Q: Primary Source has been able to develop additional web seminars – how important is technology in helping educators feel more connected to the world?
A: The array of online learning opportunities available today makes such a huge difference in how educators teach and how students learn. Thanks to social media, a teacher in rural Arkansas can be part of a personal learning network (PLN) with teachers from around the globe. Because of technology initiatives in schools, students in the US can collaborate directly with students abroad.
Educators in our online programs can connect with like-minded peers from around the United States and the world, and share ideas on how they teach global issues and engage students in global awareness. It’s important to us that through our online learning environment and the web 2.0 tools we model in our courses, our programs promote technology integration, enhance student engagement, and help teachers create globally connected classrooms.
Q: Why is it so important for students to have access to global education?A; In today’s interconnected world, no child can afford to be without a global education. Students need to be culturally competent, to think flexibly about complex global issues, and to engage comfortably with diverse peers. At Primary Source, we know that educators are essential to shaping the way children see the world. So we make sure that our programs are engaging and collaborative and give teachers the opportunity to deepen and broaden their own global understanding. They return to their classrooms inspired, informed and ready to enhance their students’ learning.
Q: What are some of the challenges when encouraging educators to think more globally?
A: Today’s state and federal standards mean educators are faced with so many more pulls on their time and resources. The good news is that these requirements can be met without sacrificing global content. The key to building global proficiency and 21st century skills in the classroom is to inspire educators and we work hard to create programs that do just that. By helping identify entry points in the curriculum, we support teachers to seamlessly include a global approach.
A: This sort of partnership makes much of our work possible; it takes time and investment to create strong professional development and curricular offerings on South Asia, and few organizations offer financial support for this cause. Without SAI’s partnership and support, we would simply do less work on India and South Asia. We benefit from our relationship in other ways as well: by participating in conferences funded by SAI, meeting educators with interests in the region, and working with scholars affiliated with SAI.
Q: Moving forward, what does Primary Source hope to do in the future?

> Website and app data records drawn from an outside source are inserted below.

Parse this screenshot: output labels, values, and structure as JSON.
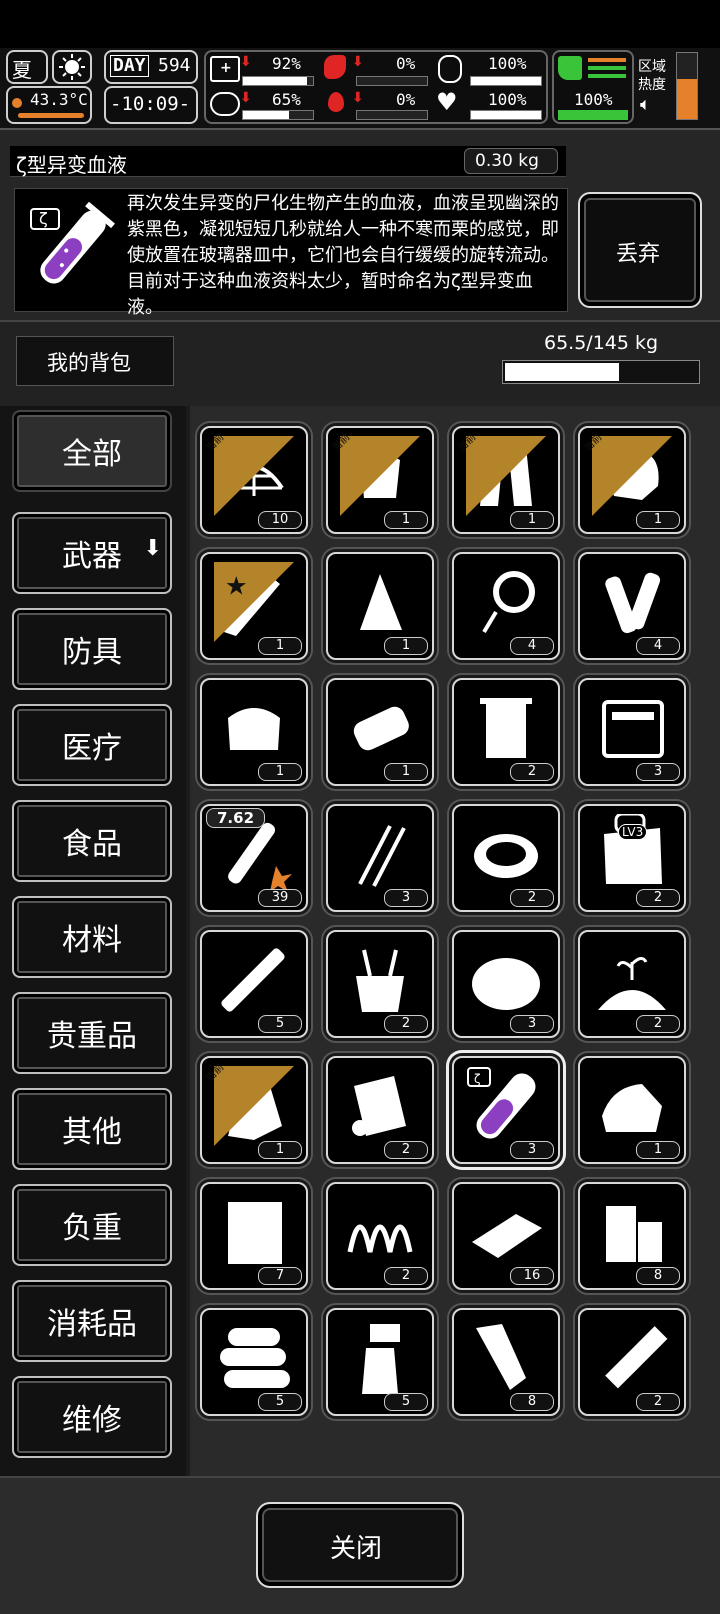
{
  "status": {
    "season": "夏",
    "temperature": "43.3°C",
    "day_label": "DAY",
    "day_value": "594",
    "clock": "-10:09-",
    "health_pct": "92%",
    "hunger_pct": "0%",
    "stamina_pct": "65%",
    "thirst_pct": "0%",
    "shield_pct": "100%",
    "mood_pct": "100%",
    "boots_pct": "100%",
    "region_label_1": "区域",
    "region_label_2": "热度"
  },
  "item_detail": {
    "name": "ζ型异变血液",
    "weight": "0.30 kg",
    "description": "再次发生异变的尸化生物产生的血液，血液呈现幽深的紫黑色，凝视短短几秒就给人一种不寒而栗的感觉，即使放置在玻璃器皿中，它们也会自行缓缓的旋转流动。目前对于这种血液资料太少，暂时命名为ζ型异变血液。",
    "vial_badge": "ζ",
    "discard_label": "丢弃"
  },
  "backpack": {
    "title": "我的背包",
    "weight": "65.5/145 kg",
    "fill": 0.6
  },
  "categories": [
    "全部",
    "武器",
    "防具",
    "医疗",
    "食品",
    "材料",
    "贵重品",
    "其他",
    "负重",
    "消耗品",
    "维修"
  ],
  "grid": {
    "equipped_tag": "当前",
    "ammo_caliber": "7.62",
    "map_level": "LV3",
    "counts": [
      "10",
      "1",
      "1",
      "1",
      "1",
      "1",
      "4",
      "4",
      "1",
      "1",
      "2",
      "3",
      "39",
      "3",
      "2",
      "2",
      "5",
      "2",
      "3",
      "2",
      "1",
      "2",
      "3",
      "1",
      "7",
      "2",
      "16",
      "8",
      "5",
      "5",
      "8",
      "2"
    ]
  },
  "close_label": "关闭",
  "colors": {
    "accent_green": "#39c43a",
    "alert_red": "#e02525",
    "vial_purple": "#8d3fc2",
    "heat_orange": "#e5812b"
  }
}
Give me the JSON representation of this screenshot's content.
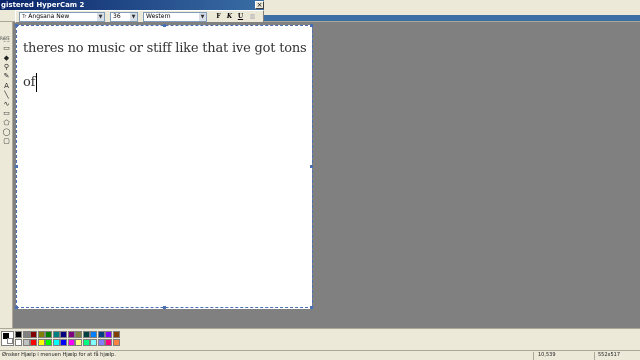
{
  "window": {
    "title_fragment": "gistered HyperCam 2",
    "close_glyph": "×"
  },
  "toolbox": {
    "edge_label": "Redi",
    "tools": [
      {
        "name": "select-tool-icon",
        "glyph": "⬚"
      },
      {
        "name": "eraser-tool-icon",
        "glyph": "▭"
      },
      {
        "name": "fill-tool-icon",
        "glyph": "◆"
      },
      {
        "name": "magnifier-tool-icon",
        "glyph": "⚲"
      },
      {
        "name": "pencil-tool-icon",
        "glyph": "✎"
      },
      {
        "name": "text-tool-icon",
        "glyph": "A"
      },
      {
        "name": "line-tool-icon",
        "glyph": "╲"
      },
      {
        "name": "curve-tool-icon",
        "glyph": "∿"
      },
      {
        "name": "rectangle-tool-icon",
        "glyph": "▭"
      },
      {
        "name": "polygon-tool-icon",
        "glyph": "⬠"
      },
      {
        "name": "ellipse-tool-icon",
        "glyph": "◯"
      },
      {
        "name": "rounded-rect-tool-icon",
        "glyph": "▢"
      }
    ]
  },
  "font_toolbar": {
    "font_name": "Angsana New",
    "font_size": "36",
    "script": "Western",
    "bold_label": "F",
    "italic_label": "K",
    "underline_label": "U",
    "vertical_label": "▥",
    "dropdown_arrow": "▼",
    "font_icon": "Tr"
  },
  "canvas": {
    "line_1": "theres no music or stiff like that ive got tons",
    "line_2": "of"
  },
  "palette": {
    "colors": [
      "#000000",
      "#808080",
      "#800000",
      "#808000",
      "#008000",
      "#008080",
      "#000080",
      "#800080",
      "#808040",
      "#004040",
      "#0080ff",
      "#004080",
      "#8000ff",
      "#804000",
      "#ffffff",
      "#c0c0c0",
      "#ff0000",
      "#ffff00",
      "#00ff00",
      "#00ffff",
      "#0000ff",
      "#ff00ff",
      "#ffff80",
      "#00ff80",
      "#80ffff",
      "#8080ff",
      "#ff0080",
      "#ff8040"
    ]
  },
  "status": {
    "help_text": "Ønsker Hjælp i menuen Hjælp for at få hjælp.",
    "coords": "10,539",
    "size": "552x517"
  }
}
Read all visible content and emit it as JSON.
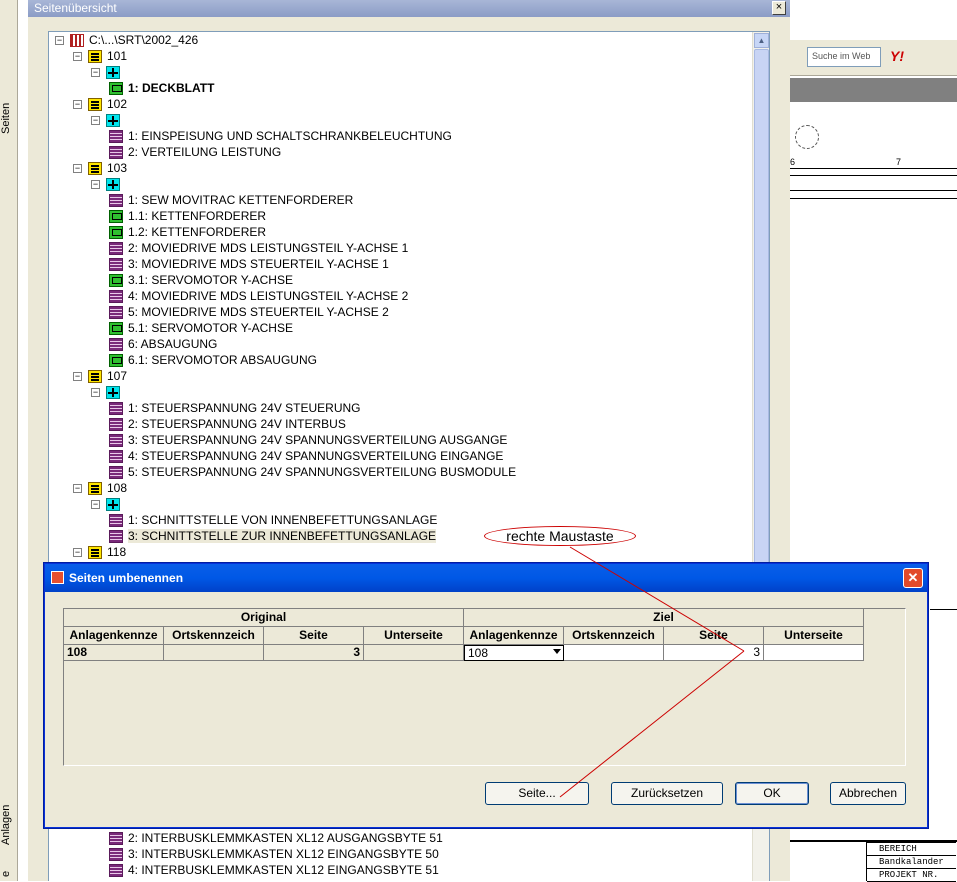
{
  "background": {
    "tabs": [
      "Seiten",
      "Anlagen",
      "e"
    ],
    "search_placeholder": "Suche im Web",
    "yahoo_logo": "Y!",
    "ruler_labels": [
      "6",
      "7"
    ],
    "title_block": [
      "BEREICH",
      "Bandkalander",
      "PROJEKT NR."
    ]
  },
  "tree_window": {
    "title": "Seitenübersicht",
    "close": "×",
    "rows": [
      {
        "type": "root",
        "indent": 0,
        "label": "C:\\...\\SRT\\2002_426",
        "expander": "−"
      },
      {
        "type": "folder",
        "indent": 1,
        "label": "101",
        "expander": "−"
      },
      {
        "type": "loc",
        "indent": 2,
        "label": "",
        "expander": "−"
      },
      {
        "type": "green",
        "indent": 3,
        "label": "1: DECKBLATT",
        "bold": true
      },
      {
        "type": "folder",
        "indent": 1,
        "label": "102",
        "expander": "−"
      },
      {
        "type": "loc",
        "indent": 2,
        "label": "",
        "expander": "−"
      },
      {
        "type": "page",
        "indent": 3,
        "label": "1: EINSPEISUNG UND SCHALTSCHRANKBELEUCHTUNG"
      },
      {
        "type": "page",
        "indent": 3,
        "label": "2: VERTEILUNG LEISTUNG"
      },
      {
        "type": "folder",
        "indent": 1,
        "label": "103",
        "expander": "−"
      },
      {
        "type": "loc",
        "indent": 2,
        "label": "",
        "expander": "−"
      },
      {
        "type": "page",
        "indent": 3,
        "label": "1: SEW MOVITRAC KETTENFORDERER"
      },
      {
        "type": "green",
        "indent": 3,
        "label": "1.1: KETTENFORDERER"
      },
      {
        "type": "green",
        "indent": 3,
        "label": "1.2: KETTENFORDERER"
      },
      {
        "type": "page",
        "indent": 3,
        "label": "2: MOVIEDRIVE MDS LEISTUNGSTEIL Y-ACHSE 1"
      },
      {
        "type": "page",
        "indent": 3,
        "label": "3: MOVIEDRIVE MDS STEUERTEIL Y-ACHSE 1"
      },
      {
        "type": "green",
        "indent": 3,
        "label": "3.1: SERVOMOTOR Y-ACHSE"
      },
      {
        "type": "page",
        "indent": 3,
        "label": "4: MOVIEDRIVE MDS LEISTUNGSTEIL Y-ACHSE 2"
      },
      {
        "type": "page",
        "indent": 3,
        "label": "5: MOVIEDRIVE MDS STEUERTEIL Y-ACHSE 2"
      },
      {
        "type": "green",
        "indent": 3,
        "label": "5.1: SERVOMOTOR Y-ACHSE"
      },
      {
        "type": "page",
        "indent": 3,
        "label": "6: ABSAUGUNG"
      },
      {
        "type": "green",
        "indent": 3,
        "label": "6.1: SERVOMOTOR ABSAUGUNG"
      },
      {
        "type": "folder",
        "indent": 1,
        "label": "107",
        "expander": "−"
      },
      {
        "type": "loc",
        "indent": 2,
        "label": "",
        "expander": "−"
      },
      {
        "type": "page",
        "indent": 3,
        "label": "1: STEUERSPANNUNG 24V STEUERUNG"
      },
      {
        "type": "page",
        "indent": 3,
        "label": "2: STEUERSPANNUNG 24V INTERBUS"
      },
      {
        "type": "page",
        "indent": 3,
        "label": "3: STEUERSPANNUNG 24V SPANNUNGSVERTEILUNG AUSGANGE"
      },
      {
        "type": "page",
        "indent": 3,
        "label": "4: STEUERSPANNUNG 24V SPANNUNGSVERTEILUNG EINGANGE"
      },
      {
        "type": "page",
        "indent": 3,
        "label": "5: STEUERSPANNUNG 24V SPANNUNGSVERTEILUNG BUSMODULE"
      },
      {
        "type": "folder",
        "indent": 1,
        "label": "108",
        "expander": "−"
      },
      {
        "type": "loc",
        "indent": 2,
        "label": "",
        "expander": "−"
      },
      {
        "type": "page",
        "indent": 3,
        "label": "1: SCHNITTSTELLE VON INNENBEFETTUNGSANLAGE"
      },
      {
        "type": "page",
        "indent": 3,
        "label": "3: SCHNITTSTELLE ZUR INNENBEFETTUNGSANLAGE",
        "selected": true
      },
      {
        "type": "folder",
        "indent": 1,
        "label": "118",
        "expander": "−"
      }
    ],
    "rows_below": [
      {
        "type": "page",
        "indent": 3,
        "label": "2: INTERBUSKLEMMKASTEN XL12 AUSGANGSBYTE 51"
      },
      {
        "type": "page",
        "indent": 3,
        "label": "3: INTERBUSKLEMMKASTEN XL12 EINGANGSBYTE 50"
      },
      {
        "type": "page",
        "indent": 3,
        "label": "4: INTERBUSKLEMMKASTEN XL12 EINGANGSBYTE 51"
      }
    ]
  },
  "annotation": "rechte Maustaste",
  "dialog": {
    "title": "Seiten umbenennen",
    "close": "✕",
    "group_original": "Original",
    "group_ziel": "Ziel",
    "columns": [
      "Anlagenkennze",
      "Ortskennzeich",
      "Seite",
      "Unterseite"
    ],
    "original_row": {
      "anlage": "108",
      "ort": "",
      "seite": "3",
      "unterseite": ""
    },
    "ziel_row": {
      "anlage": "108",
      "ort": "",
      "seite": "3",
      "unterseite": ""
    },
    "buttons": {
      "seite": "Seite...",
      "reset": "Zurücksetzen",
      "ok": "OK",
      "cancel": "Abbrechen"
    }
  }
}
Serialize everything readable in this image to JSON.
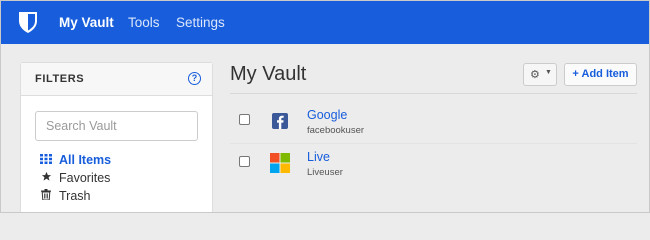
{
  "nav": {
    "logo_icon": "bitwarden-shield-icon",
    "items": [
      {
        "label": "My Vault",
        "active": true
      },
      {
        "label": "Tools",
        "active": false
      },
      {
        "label": "Settings",
        "active": false
      }
    ],
    "brand_color": "#175ddc"
  },
  "filters": {
    "title": "FILTERS",
    "help_icon_glyph": "?",
    "search": {
      "placeholder": "Search Vault",
      "value": ""
    },
    "items": [
      {
        "label": "All Items",
        "icon": "grid-icon",
        "active": true
      },
      {
        "label": "Favorites",
        "icon": "star-icon",
        "active": false
      },
      {
        "label": "Trash",
        "icon": "trash-icon",
        "active": false
      }
    ]
  },
  "main": {
    "title": "My Vault",
    "add_button": "Add Item",
    "add_icon": "plus-icon",
    "options_icon": "gear-icon",
    "items": [
      {
        "name": "Google",
        "username": "facebookuser",
        "icon": "facebook-icon",
        "checked": false
      },
      {
        "name": "Live",
        "username": "Liveuser",
        "icon": "microsoft-icon",
        "checked": false
      }
    ]
  }
}
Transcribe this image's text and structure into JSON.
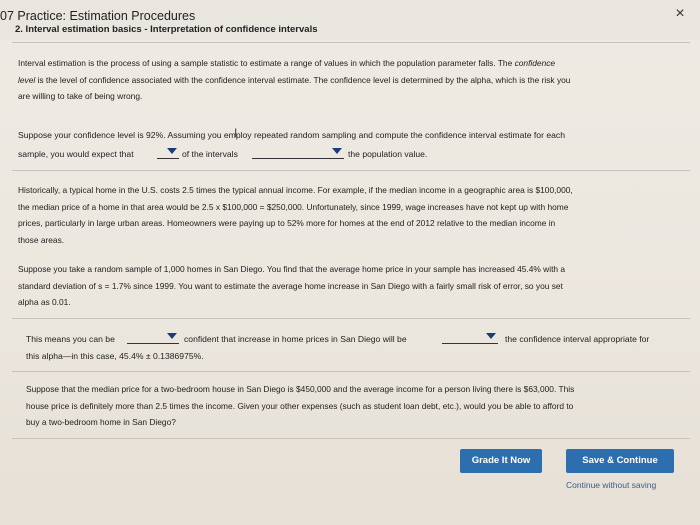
{
  "header": {
    "title": "07 Practice: Estimation Procedures",
    "subtitle": "2. Interval estimation basics - Interpretation of confidence intervals",
    "close_icon": "×"
  },
  "intro": {
    "line1_a": "Interval estimation is the process of using a sample statistic to estimate a range of values in which the population parameter falls. The ",
    "line1_em": "confidence",
    "line2_em": "level",
    "line2_b": " is the level of confidence associated with the confidence interval estimate. The confidence level is determined by the alpha, which is the risk you",
    "line3": "are willing to take of being wrong."
  },
  "q1": {
    "line1": "Suppose your confidence level is 92%. Assuming you employ repeated random sampling and compute the confidence interval estimate for each",
    "pre": "sample, you would expect that",
    "mid": "of the intervals",
    "post": "the population value.",
    "dropdown1_value": "",
    "dropdown2_value": ""
  },
  "historic": {
    "l1": "Historically, a typical home in the U.S. costs 2.5 times the typical annual income. For example, if the median income in a geographic area is $100,000,",
    "l2": "the median price of a home in that area would be 2.5 x $100,000 = $250,000. Unfortunately, since 1999, wage increases have not kept up with home",
    "l3": "prices, particularly in large urban areas. Homeowners were paying up to 52% more for homes at the end of 2012 relative to the median income in",
    "l4": "those areas."
  },
  "sample": {
    "l1": "Suppose you take a random sample of 1,000 homes in San Diego. You find that the average home price in your sample has increased 45.4% with a",
    "l2": "standard deviation of s = 1.7% since 1999. You want to estimate the average home increase in San Diego with a fairly small risk of error, so you set",
    "l3": "alpha as 0.01."
  },
  "q2": {
    "pre": "This means you can be",
    "mid": "confident that increase in home prices in San Diego will be",
    "post": "the confidence interval appropriate for",
    "line2": "this alpha—in this case, 45.4% ± 0.1386975%.",
    "dropdown1_value": "",
    "dropdown2_value": ""
  },
  "twobed": {
    "l1": "Suppose that the median price for a two-bedroom house in San Diego is $450,000 and the average income for a person living there is $63,000. This",
    "l2": "house price is definitely more than 2.5 times the income. Given your other expenses (such as student loan debt, etc.), would you be able to afford to",
    "l3": "buy a two-bedroom home in San Diego?"
  },
  "footer": {
    "grade_label": "Grade It Now",
    "save_label": "Save & Continue",
    "continue_link": "Continue without saving"
  }
}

A: It is our hope that in the not too distant future, global education will be seen as a fundamental part of an excellent education. As we celebrate our 25th year of inspiring teachers to create globally focused classrooms, we are working to more effectively reach teachers across the United States. We will continue to develop timely, innovative and effective program offerings, and look for ways to deliver course materials that serve teachers when and where they are ready. As we expand our reach, our goal is to build awareness of why global education is so important for today’s students and we look to the day when all curriculum is rich in content about people and places around the world.